Pet ParentingPrevention

7 Things You Didn’t Know Were Bad for Your Dog

woman standing in kitchen with dog

From food to cleaning supplies, here are some things in our homes that can be harmful to dogs.

1. Human Toothpaste

Most human toothpastes contain an artificial sweetener called xylitol, which is toxic to your dog. Xylitol can cause your dog’s blood sugar to drop and damage your dog’s liver. Be sure to keep toothpaste out of reach, and when you brush your dog’s teeth, use toothpaste without xylitol. There are many brands available made specifically for pets. Check with your veterinarian for the best recommendations.

2. Aloe

Though a common house plant, aloe vera is one of many harmful plants for your dog. If ingested, compounds inside the aloe vera plant can cause vomiting and diarrhea. If you do have aloe plants in your house, make sure they are kept elevated where your dog can’t reach them.

3. Bananas

Bananas aren’t all bad for your dog. The danger with bananas, and all fruits, is their high sugar content. If your dog has too much sugar, it could cause problems with weight gain. If you want to give your dog a slice or two as a treat, that should be perfectly fine.

4. Chocolate

Any form of chocolate or cacao is poisonous to dogs. There are two compounds that are particularly harmful when it comes to chocolate: theobromine and caffeine. Unlike humans, dogs’ bodies are not able to readily metabolize theobromine and caffeine, making them more susceptible to the effects of the two chemicals.

5. Tulips

Though pretty in a garden, tulip bulbs contain a toxin that can irritate your dog’s gastrointestinal tract.
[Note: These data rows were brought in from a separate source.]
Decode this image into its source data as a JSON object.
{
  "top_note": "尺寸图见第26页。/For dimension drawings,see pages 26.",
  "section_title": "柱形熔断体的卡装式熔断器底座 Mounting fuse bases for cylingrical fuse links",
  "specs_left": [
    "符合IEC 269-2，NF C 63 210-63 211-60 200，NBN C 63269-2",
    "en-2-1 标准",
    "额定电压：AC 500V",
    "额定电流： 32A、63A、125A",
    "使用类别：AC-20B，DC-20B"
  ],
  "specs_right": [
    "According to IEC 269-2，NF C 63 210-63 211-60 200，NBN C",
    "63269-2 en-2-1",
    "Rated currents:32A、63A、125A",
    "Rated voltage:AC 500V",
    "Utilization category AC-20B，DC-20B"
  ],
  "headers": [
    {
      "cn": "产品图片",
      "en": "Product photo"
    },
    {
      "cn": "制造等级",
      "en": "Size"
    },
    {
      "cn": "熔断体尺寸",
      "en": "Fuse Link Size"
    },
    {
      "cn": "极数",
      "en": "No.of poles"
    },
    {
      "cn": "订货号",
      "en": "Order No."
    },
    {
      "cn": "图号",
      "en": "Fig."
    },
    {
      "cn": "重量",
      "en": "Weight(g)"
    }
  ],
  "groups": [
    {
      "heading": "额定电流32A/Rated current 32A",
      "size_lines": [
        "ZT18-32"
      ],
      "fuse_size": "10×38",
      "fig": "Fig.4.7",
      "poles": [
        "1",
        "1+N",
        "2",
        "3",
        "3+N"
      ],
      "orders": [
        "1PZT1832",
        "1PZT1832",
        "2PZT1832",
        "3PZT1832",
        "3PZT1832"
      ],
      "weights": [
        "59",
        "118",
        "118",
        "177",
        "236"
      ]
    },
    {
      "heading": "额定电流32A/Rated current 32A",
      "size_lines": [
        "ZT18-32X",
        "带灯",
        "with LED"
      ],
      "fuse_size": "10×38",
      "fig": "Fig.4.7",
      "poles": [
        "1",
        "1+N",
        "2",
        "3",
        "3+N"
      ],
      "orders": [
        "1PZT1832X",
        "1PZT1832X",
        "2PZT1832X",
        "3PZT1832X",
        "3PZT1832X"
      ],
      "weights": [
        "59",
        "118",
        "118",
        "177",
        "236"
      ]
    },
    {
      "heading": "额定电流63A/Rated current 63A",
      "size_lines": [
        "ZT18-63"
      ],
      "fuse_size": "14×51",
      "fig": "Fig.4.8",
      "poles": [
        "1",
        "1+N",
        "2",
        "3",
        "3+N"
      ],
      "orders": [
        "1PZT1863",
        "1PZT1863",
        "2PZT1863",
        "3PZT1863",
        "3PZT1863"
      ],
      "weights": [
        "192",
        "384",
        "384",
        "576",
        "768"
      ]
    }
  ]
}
If consumed, this toxin can cause vomiting and diarrhea in your dog. Be sure to keep your dog away from your garden if you have tulips, or consider replanting them somewhere your dog won’t have access to them.

6. Fabric Softener Sheets

Some people use fabric softener sheets or dryer sheets to control shedding. But the chemicals in these sheets are harmful to your dog.

7. Batteries

If you’re swapping out some batteries in a flashlight or TV remote, be sure to keep them out of your dog’s reach. Even though batteries have a hard exterior, your dog’s teeth could easily puncture the outer shell of the battery, potentially exposing them to the acid inside. Battery acid can cause mouth burns, stomach ulcers and other serious damage to your dog’s insides if swallowed.

When in doubt, it’s best to keep things away from your dog. Even if an unknown leaf or piece of food may end up being okay, keeping unknown things out of your dog’s mouth will ensure that your dog stays safe.